The Rev Canon Sally Fogden MBE had the idea for the Rural Coffee Caravan to help people of all ages socialise and get access to many hard to reach services, such as blood pressure checks and financial advice while providing free tea, coffee and cake.

She said: “I came up with the idea after working for another charity and it occurred to me that there were people in isolated communities who couldn’t get to some services. I originally thought of a bus but I was told that may be too big, so we got a caravan instead.”

She has been given the Points of Light award which recognises outstanding individual volunteers, people who make a difference in their communities and who inspire others.

In a personal letter about the award to Mrs Fogden, the Prime Minister said: “Thanks to your vision and dedication, The Rural Coffee Caravan is helping rural communities across Suffolk, fostering community spirit and providing valuable services and advice to thousands of local residents.”
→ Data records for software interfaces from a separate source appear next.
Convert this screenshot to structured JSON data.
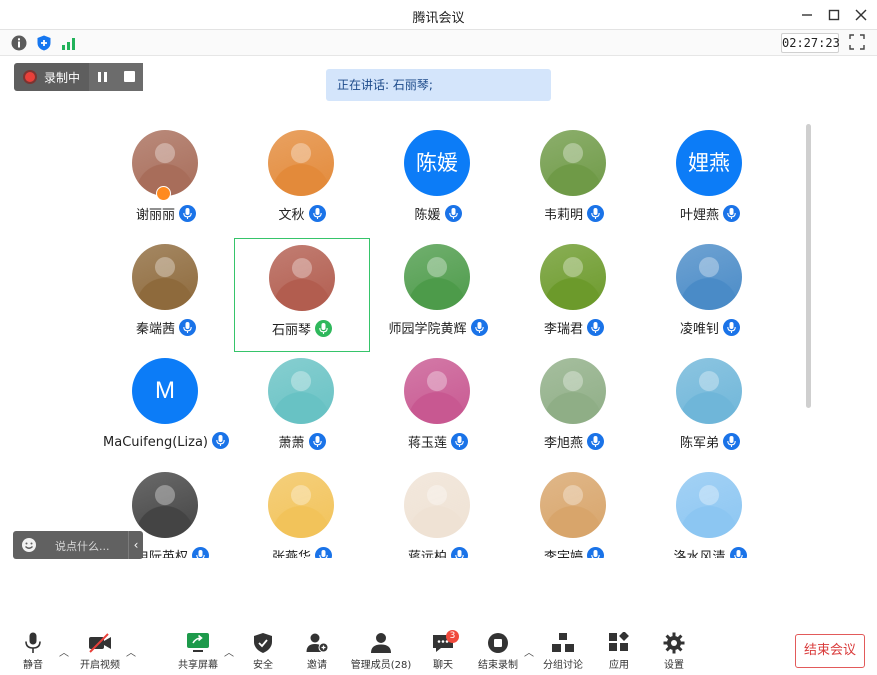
{
  "window": {
    "title": "腾讯会议",
    "minimize_icon": "minimize-icon",
    "maximize_icon": "maximize-icon",
    "close_icon": "close-icon"
  },
  "info_bar": {
    "timer": "02:27:23",
    "icons": [
      "info-icon",
      "shield-icon",
      "signal-icon",
      "fullscreen-icon"
    ]
  },
  "recording": {
    "label": "录制中"
  },
  "speaking": {
    "text": "正在讲话: 石丽琴;"
  },
  "participants": [
    {
      "name": "谢丽丽",
      "avatar": "photo",
      "color": "#a86d5a",
      "host": true
    },
    {
      "name": "文秋",
      "avatar": "photo",
      "color": "#e38a3a"
    },
    {
      "name": "陈媛",
      "avatar": "text",
      "avatar_text": "陈媛"
    },
    {
      "name": "韦莉明",
      "avatar": "photo",
      "color": "#6f9a47"
    },
    {
      "name": "叶娌燕",
      "avatar": "text",
      "avatar_text": "娌燕"
    },
    {
      "name": "秦端茜",
      "avatar": "photo",
      "color": "#8e6a3c"
    },
    {
      "name": "石丽琴",
      "avatar": "photo",
      "color": "#b25d4f",
      "active": true
    },
    {
      "name": "师园学院黄辉",
      "avatar": "photo",
      "color": "#4d9b4a"
    },
    {
      "name": "李瑞君",
      "avatar": "photo",
      "color": "#6c9a2b"
    },
    {
      "name": "凌唯钊",
      "avatar": "photo",
      "color": "#4a8bc7"
    },
    {
      "name": "MaCuifeng(Liza)",
      "avatar": "text",
      "avatar_text": "M"
    },
    {
      "name": "萧萧",
      "avatar": "photo",
      "color": "#68c2c4"
    },
    {
      "name": "蒋玉莲",
      "avatar": "photo",
      "color": "#c85891"
    },
    {
      "name": "李旭燕",
      "avatar": "photo",
      "color": "#8fae86"
    },
    {
      "name": "陈军弟",
      "avatar": "photo",
      "color": "#6fb6d9"
    },
    {
      "name": "机电阮英权",
      "avatar": "photo",
      "color": "#444444"
    },
    {
      "name": "张燕华",
      "avatar": "photo",
      "color": "#f2c35a"
    },
    {
      "name": "蒋远柏",
      "avatar": "photo",
      "color": "#efe2d4"
    },
    {
      "name": "李宇婷",
      "avatar": "photo",
      "color": "#d8a56b"
    },
    {
      "name": "洛水风清",
      "avatar": "photo",
      "color": "#8cc6f2"
    }
  ],
  "chat": {
    "placeholder": "说点什么..."
  },
  "bottom": {
    "mute": "静音",
    "video": "开启视频",
    "share": "共享屏幕",
    "security": "安全",
    "invite": "邀请",
    "members": "管理成员(28)",
    "chat": "聊天",
    "chat_badge": "3",
    "end_record": "结束录制",
    "breakout": "分组讨论",
    "apps": "应用",
    "settings": "设置",
    "end_meeting": "结束会议"
  },
  "colors": {
    "accent": "#0c7cf7",
    "active_border": "#36c46a",
    "danger": "#d93a3a",
    "share_green": "#1d9a4b"
  }
}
The caravan made 180 visits last year, having around 5,800 people visit the facility.

The caravan visits villages such as Wattisfield, Thurston, Kentford and Finningham.
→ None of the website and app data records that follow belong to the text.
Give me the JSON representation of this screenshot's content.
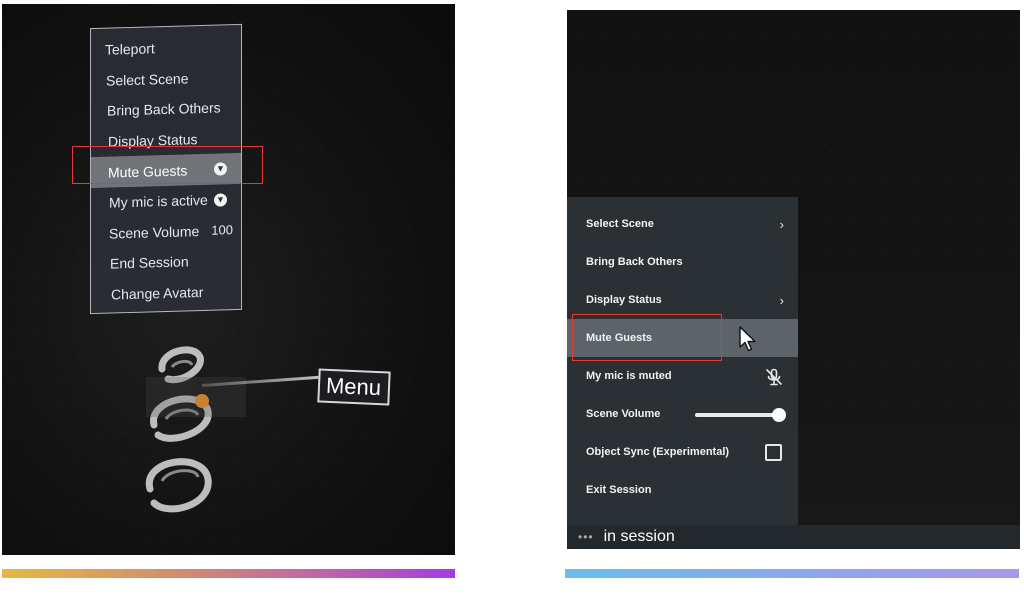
{
  "vr_view": {
    "menu_items": [
      {
        "label": "Teleport"
      },
      {
        "label": "Select Scene"
      },
      {
        "label": "Bring Back Others"
      },
      {
        "label": "Display Status"
      },
      {
        "label": "Mute Guests",
        "highlighted": true,
        "icon": "mic-badge-icon"
      },
      {
        "label": "My mic is active",
        "icon": "mic-badge-icon"
      },
      {
        "label": "Scene Volume",
        "value": "100"
      },
      {
        "label": "End Session"
      },
      {
        "label": "Change Avatar"
      }
    ],
    "pointer_tag": "Menu",
    "pointer_dot_color": "#c8822f",
    "highlight_box_color": "#e53935"
  },
  "desktop_view": {
    "menu_items": [
      {
        "label": "Select Scene",
        "control": "chevron-right-icon"
      },
      {
        "label": "Bring Back Others"
      },
      {
        "label": "Display Status",
        "control": "chevron-right-icon"
      },
      {
        "label": "Mute Guests",
        "highlighted": true
      },
      {
        "label": "My mic is muted",
        "control": "mic-off-icon"
      },
      {
        "label": "Scene Volume",
        "control": "slider",
        "level": 1.0
      },
      {
        "label": "Object Sync (Experimental)",
        "control": "checkbox",
        "checked": false
      },
      {
        "label": "Exit Session"
      }
    ],
    "chevron_glyph": "›",
    "status": {
      "dots": "•••",
      "text": "in session"
    },
    "highlight_box_color": "#e53935"
  },
  "accent_bars": {
    "left": [
      "#e5b845",
      "#a63be0"
    ],
    "right": [
      "#68bfee",
      "#a897ec"
    ]
  }
}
Mrs Fogden is the 718th recipient of the award, which started in the UK in 2014 and is a daily award that is given to those who are shining examples of volunteering in this country.

She said: “It was all a bit surprising, we are a small charity that does small things in small places but I am delighted to have been given the award,”

The charity was set up in 2003 and Mrs Fogden said she was proud of how far they hadcome and amazed at how the charity had grown.

She said: “Some places that we go to have no shops, no pubs, so where do they go to get together?

“Our caravan has helped communities to sit down and have a free tea or coffee, a piece of cake and talk to each other.”

For more details, visit the charity’s website: www.rural coffeecaravan.org.uk